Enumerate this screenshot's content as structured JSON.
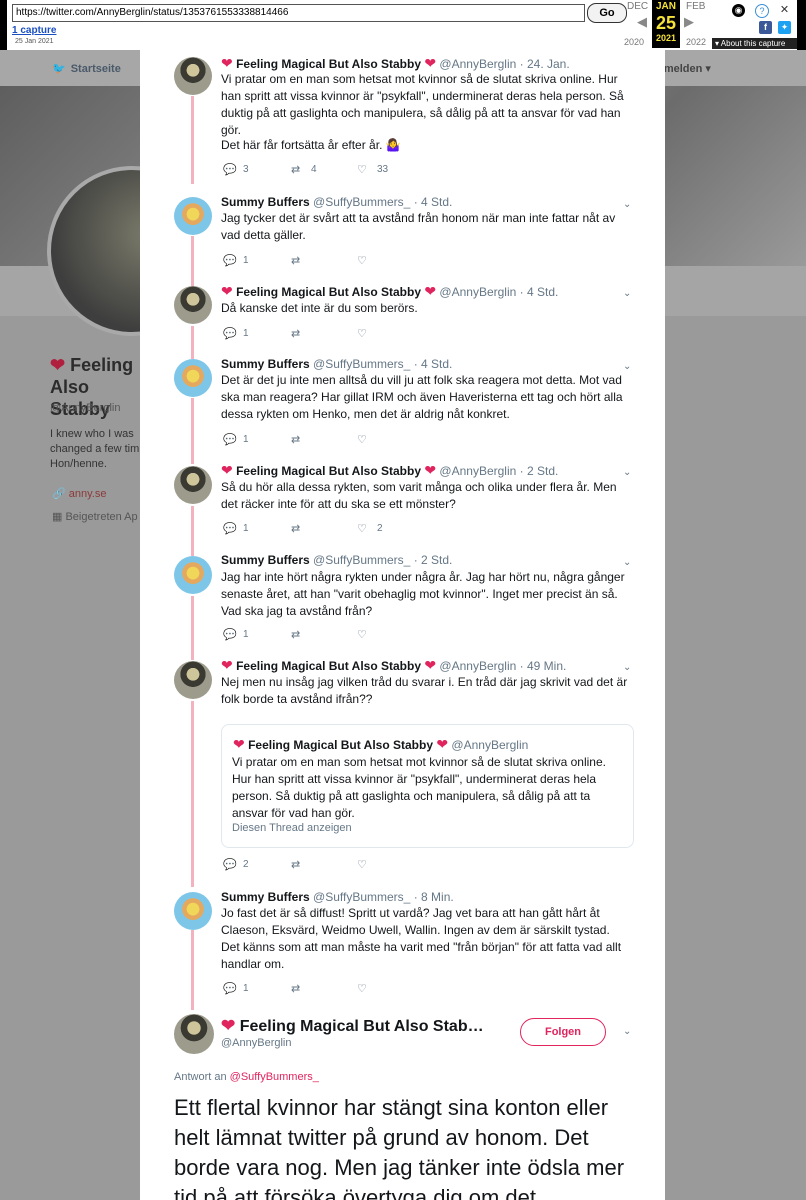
{
  "wayback": {
    "url": "https://twitter.com/AnnyBerglin/status/1353761553338814466",
    "go_label": "Go",
    "captures_label": "1 capture",
    "capture_date": "25 Jan 2021",
    "prev_month": "DEC",
    "cur_month": "JAN",
    "cur_day": "25",
    "cur_year": "2021",
    "next_month": "FEB",
    "prev_year": "2020",
    "next_year": "2022",
    "about_label": "About this capture"
  },
  "background": {
    "nav_home": "Startseite",
    "nav_login": "Anmelden",
    "profile_name": "Feeling Also Stabby",
    "profile_handle": "@AnnyBerglin",
    "bio": "I knew who I was changed a few tim Hon/henne.",
    "link": "anny.se",
    "joined": "Beigetreten Ap"
  },
  "tweets": [
    {
      "name": "Feeling Magical But Also Stabby",
      "handle": "@AnnyBerglin · 24. Jan.",
      "text": "Vi pratar om en man som hetsat mot kvinnor så de slutat skriva online. Hur han spritt att vissa kvinnor är \"psykfall\", underminerat deras hela person. Så duktig på att gaslighta och manipulera, så dålig på att ta ansvar för vad han gör.",
      "text2": "Det här får fortsätta år efter år. 🤷‍♀️",
      "replies": "3",
      "retweets": "4",
      "likes": "33"
    },
    {
      "name": "Summy Buffers",
      "handle": "@SuffyBummers_ · 4 Std.",
      "text": "Jag tycker det är svårt att ta avstånd från honom när man inte fattar nåt av vad detta gäller.",
      "replies": "1",
      "retweets": "",
      "likes": ""
    },
    {
      "name": "Feeling Magical But Also Stabby",
      "handle": "@AnnyBerglin · 4 Std.",
      "text": "Då kanske det inte är du som berörs.",
      "replies": "1",
      "retweets": "",
      "likes": ""
    },
    {
      "name": "Summy Buffers",
      "handle": "@SuffyBummers_ · 4 Std.",
      "text": "Det är det ju inte men alltså du vill ju att folk ska reagera mot detta. Mot vad ska man reagera? Har gillat IRM och även Haveristerna ett tag och hört alla dessa rykten om Henko, men det är aldrig nåt konkret.",
      "replies": "1",
      "retweets": "",
      "likes": ""
    },
    {
      "name": "Feeling Magical But Also Stabby",
      "handle": "@AnnyBerglin · 2 Std.",
      "text": "Så du hör alla dessa rykten, som varit många och olika under flera år. Men det räcker inte för att du ska se ett mönster?",
      "replies": "1",
      "retweets": "",
      "likes": "2"
    },
    {
      "name": "Summy Buffers",
      "handle": "@SuffyBummers_ · 2 Std.",
      "text": "Jag har inte hört några rykten under några år. Jag har hört nu, några gånger senaste året, att han \"varit obehaglig mot kvinnor\". Inget mer precist än så. Vad ska jag ta avstånd från?",
      "replies": "1",
      "retweets": "",
      "likes": ""
    },
    {
      "name": "Feeling Magical But Also Stabby",
      "handle": "@AnnyBerglin · 49 Min.",
      "text": "Nej men nu insåg jag vilken tråd du svarar i. En tråd där jag skrivit vad det är folk borde ta avstånd ifrån??",
      "replies": "2",
      "retweets": "",
      "likes": ""
    },
    {
      "name": "Summy Buffers",
      "handle": "@SuffyBummers_ · 8 Min.",
      "text": "Jo fast det är så diffust! Spritt ut vardå? Jag vet bara att han gått hårt åt Claeson, Eksvärd, Weidmo Uwell, Wallin. Ingen av dem är särskilt tystad. Det känns som att man måste ha varit med \"från början\" för att fatta vad allt handlar om.",
      "replies": "1",
      "retweets": "",
      "likes": ""
    }
  ],
  "quote": {
    "name": "Feeling Magical But Also Stabby",
    "handle": "@AnnyBerglin",
    "text": "Vi pratar om en man som hetsat mot kvinnor så de slutat skriva online. Hur han spritt att vissa kvinnor är \"psykfall\", underminerat deras hela person. Så duktig på att gaslighta och manipulera, så dålig på att ta ansvar för vad han gör.",
    "link": "Diesen Thread anzeigen"
  },
  "main": {
    "name": "Feeling Magical But Also Stab…",
    "handle": "@AnnyBerglin",
    "follow_label": "Folgen",
    "reply_prefix": "Antwort an",
    "reply_user": "@SuffyBummers_",
    "text": "Ett flertal kvinnor har stängt sina konton eller helt lämnat twitter på grund av honom. Det borde vara nog. Men jag tänker inte ödsla mer tid på att försöka övertyga dig om det."
  },
  "colors": {
    "accent": "#e0245e",
    "thread_line": "#f2b3be",
    "muted": "#657786"
  }
}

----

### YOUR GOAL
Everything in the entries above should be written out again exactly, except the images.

### WRITTEN RESPONSE
Enumerate this screenshot's content as structured JSON.
{
  "wayback": {
    "url": "https://twitter.com/AnnyBerglin/status/1353761553338814466",
    "go_label": "Go",
    "captures_label": "1 capture",
    "capture_date": "25 Jan 2021",
    "prev_month": "DEC",
    "cur_month": "JAN",
    "cur_day": "25",
    "cur_year": "2021",
    "next_month": "FEB",
    "prev_year": "2020",
    "next_year": "2022",
    "about_label": "About this capture"
  },
  "background": {
    "nav_home": "Startseite",
    "nav_login": "Anmelden",
    "profile_name": "Feeling Also Stabby",
    "profile_handle": "@AnnyBerglin",
    "bio": "I knew who I was changed a few tim Hon/henne.",
    "link": "anny.se",
    "joined": "Beigetreten Ap"
  },
  "tweets": [
    {
      "name": "Feeling Magical But Also Stabby",
      "handle": "@AnnyBerglin · 24. Jan.",
      "text": "Vi pratar om en man som hetsat mot kvinnor så de slutat skriva online. Hur han spritt att vissa kvinnor är \"psykfall\", underminerat deras hela person. Så duktig på att gaslighta och manipulera, så dålig på att ta ansvar för vad han gör.",
      "text2": "Det här får fortsätta år efter år. 🤷‍♀️",
      "replies": "3",
      "retweets": "4",
      "likes": "33"
    },
    {
      "name": "Summy Buffers",
      "handle": "@SuffyBummers_ · 4 Std.",
      "text": "Jag tycker det är svårt att ta avstånd från honom när man inte fattar nåt av vad detta gäller.",
      "replies": "1",
      "retweets": "",
      "likes": ""
    },
    {
      "name": "Feeling Magical But Also Stabby",
      "handle": "@AnnyBerglin · 4 Std.",
      "text": "Då kanske det inte är du som berörs.",
      "replies": "1",
      "retweets": "",
      "likes": ""
    },
    {
      "name": "Summy Buffers",
      "handle": "@SuffyBummers_ · 4 Std.",
      "text": "Det är det ju inte men alltså du vill ju att folk ska reagera mot detta. Mot vad ska man reagera? Har gillat IRM och även Haveristerna ett tag och hört alla dessa rykten om Henko, men det är aldrig nåt konkret.",
      "replies": "1",
      "retweets": "",
      "likes": ""
    },
    {
      "name": "Feeling Magical But Also Stabby",
      "handle": "@AnnyBerglin · 2 Std.",
      "text": "Så du hör alla dessa rykten, som varit många och olika under flera år. Men det räcker inte för att du ska se ett mönster?",
      "replies": "1",
      "retweets": "",
      "likes": "2"
    },
    {
      "name": "Summy Buffers",
      "handle": "@SuffyBummers_ · 2 Std.",
      "text": "Jag har inte hört några rykten under några år. Jag har hört nu, några gånger senaste året, att han \"varit obehaglig mot kvinnor\". Inget mer precist än så. Vad ska jag ta avstånd från?",
      "replies": "1",
      "retweets": "",
      "likes": ""
    },
    {
      "name": "Feeling Magical But Also Stabby",
      "handle": "@AnnyBerglin · 49 Min.",
      "text": "Nej men nu insåg jag vilken tråd du svarar i. En tråd där jag skrivit vad det är folk borde ta avstånd ifrån??",
      "replies": "2",
      "retweets": "",
      "likes": ""
    },
    {
      "name": "Summy Buffers",
      "handle": "@SuffyBummers_ · 8 Min.",
      "text": "Jo fast det är så diffust! Spritt ut vardå? Jag vet bara att han gått hårt åt Claeson, Eksvärd, Weidmo Uwell, Wallin. Ingen av dem är särskilt tystad. Det känns som att man måste ha varit med \"från början\" för att fatta vad allt handlar om.",
      "replies": "1",
      "retweets": "",
      "likes": ""
    }
  ],
  "quote": {
    "name": "Feeling Magical But Also Stabby",
    "handle": "@AnnyBerglin",
    "text": "Vi pratar om en man som hetsat mot kvinnor så de slutat skriva online. Hur han spritt att vissa kvinnor är \"psykfall\", underminerat deras hela person. Så duktig på att gaslighta och manipulera, så dålig på att ta ansvar för vad han gör.",
    "link": "Diesen Thread anzeigen"
  },
  "main": {
    "name": "Feeling Magical But Also Stab…",
    "handle": "@AnnyBerglin",
    "follow_label": "Folgen",
    "reply_prefix": "Antwort an",
    "reply_user": "@SuffyBummers_",
    "text": "Ett flertal kvinnor har stängt sina konton eller helt lämnat twitter på grund av honom. Det borde vara nog. Men jag tänker inte ödsla mer tid på att försöka övertyga dig om det."
  },
  "colors": {
    "accent": "#e0245e",
    "thread_line": "#f2b3be",
    "muted": "#657786"
  }
}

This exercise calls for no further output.